__WHAT YOU SHOULD DO__
Copy each entry below exactly as it appears.

__DATA FOR THIS EXERCISE__
↓

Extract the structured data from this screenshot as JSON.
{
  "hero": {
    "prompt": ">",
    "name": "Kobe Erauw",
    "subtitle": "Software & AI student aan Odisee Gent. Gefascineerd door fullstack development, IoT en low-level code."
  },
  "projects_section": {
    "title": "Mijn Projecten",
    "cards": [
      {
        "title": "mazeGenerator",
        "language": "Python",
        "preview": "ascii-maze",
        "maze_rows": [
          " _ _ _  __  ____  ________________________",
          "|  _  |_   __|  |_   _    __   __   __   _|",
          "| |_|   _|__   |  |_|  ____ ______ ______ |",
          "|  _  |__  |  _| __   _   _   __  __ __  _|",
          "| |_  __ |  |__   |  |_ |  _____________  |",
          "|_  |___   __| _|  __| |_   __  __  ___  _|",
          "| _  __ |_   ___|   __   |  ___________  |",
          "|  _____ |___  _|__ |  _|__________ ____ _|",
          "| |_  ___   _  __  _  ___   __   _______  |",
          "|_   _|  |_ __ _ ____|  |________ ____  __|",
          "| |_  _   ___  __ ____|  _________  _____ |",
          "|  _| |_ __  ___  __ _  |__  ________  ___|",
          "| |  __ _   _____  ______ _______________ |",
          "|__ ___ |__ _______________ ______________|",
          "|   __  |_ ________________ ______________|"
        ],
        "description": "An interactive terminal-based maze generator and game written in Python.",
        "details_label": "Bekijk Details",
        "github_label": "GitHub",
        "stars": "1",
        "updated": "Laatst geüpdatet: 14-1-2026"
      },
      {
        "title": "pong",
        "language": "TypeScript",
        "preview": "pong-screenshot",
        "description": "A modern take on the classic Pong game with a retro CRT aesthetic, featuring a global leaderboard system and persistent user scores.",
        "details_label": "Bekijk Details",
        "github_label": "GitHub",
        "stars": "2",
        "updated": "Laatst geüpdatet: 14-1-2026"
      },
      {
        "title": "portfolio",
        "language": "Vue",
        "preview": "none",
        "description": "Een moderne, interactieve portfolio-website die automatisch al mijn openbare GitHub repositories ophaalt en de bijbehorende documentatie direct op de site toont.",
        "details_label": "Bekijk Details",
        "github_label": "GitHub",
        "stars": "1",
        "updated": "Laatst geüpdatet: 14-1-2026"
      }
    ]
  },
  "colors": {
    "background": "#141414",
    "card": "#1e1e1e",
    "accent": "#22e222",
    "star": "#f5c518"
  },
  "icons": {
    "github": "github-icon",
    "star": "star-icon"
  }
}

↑

__WRITTEN RESPONSE__
Extract the structured data from this screenshot as JSON.
{
  "hero": {
    "prompt": ">",
    "name": "Kobe Erauw",
    "subtitle": "Software & AI student aan Odisee Gent. Gefascineerd door fullstack development, IoT en low-level code."
  },
  "projects_section": {
    "title": "Mijn Projecten",
    "cards": [
      {
        "title": "mazeGenerator",
        "language": "Python",
        "preview": "ascii-maze",
        "maze_rows": [
          " _ _ _  __  ____  ________________________",
          "|  _  |_   __|  |_   _    __   __   __   _|",
          "| |_|   _|__   |  |_|  ____ ______ ______ |",
          "|  _  |__  |  _| __   _   _   __  __ __  _|",
          "| |_  __ |  |__   |  |_ |  _____________  |",
          "|_  |___   __| _|  __| |_   __  __  ___  _|",
          "| _  __ |_   ___|   __   |  ___________  |",
          "|  _____ |___  _|__ |  _|__________ ____ _|",
          "| |_  ___   _  __  _  ___   __   _______  |",
          "|_   _|  |_ __ _ ____|  |________ ____  __|",
          "| |_  _   ___  __ ____|  _________  _____ |",
          "|  _| |_ __  ___  __ _  |__  ________  ___|",
          "| |  __ _   _____  ______ _______________ |",
          "|__ ___ |__ _______________ ______________|",
          "|   __  |_ ________________ ______________|"
        ],
        "description": "An interactive terminal-based maze generator and game written in Python.",
        "details_label": "Bekijk Details",
        "github_label": "GitHub",
        "stars": "1",
        "updated": "Laatst geüpdatet: 14-1-2026"
      },
      {
        "title": "pong",
        "language": "TypeScript",
        "preview": "pong-screenshot",
        "description": "A modern take on the classic Pong game with a retro CRT aesthetic, featuring a global leaderboard system and persistent user scores.",
        "details_label": "Bekijk Details",
        "github_label": "GitHub",
        "stars": "2",
        "updated": "Laatst geüpdatet: 14-1-2026"
      },
      {
        "title": "portfolio",
        "language": "Vue",
        "preview": "none",
        "description": "Een moderne, interactieve portfolio-website die automatisch al mijn openbare GitHub repositories ophaalt en de bijbehorende documentatie direct op de site toont.",
        "details_label": "Bekijk Details",
        "github_label": "GitHub",
        "stars": "1",
        "updated": "Laatst geüpdatet: 14-1-2026"
      }
    ]
  },
  "colors": {
    "background": "#141414",
    "card": "#1e1e1e",
    "accent": "#22e222",
    "star": "#f5c518"
  },
  "icons": {
    "github": "github-icon",
    "star": "star-icon"
  }
}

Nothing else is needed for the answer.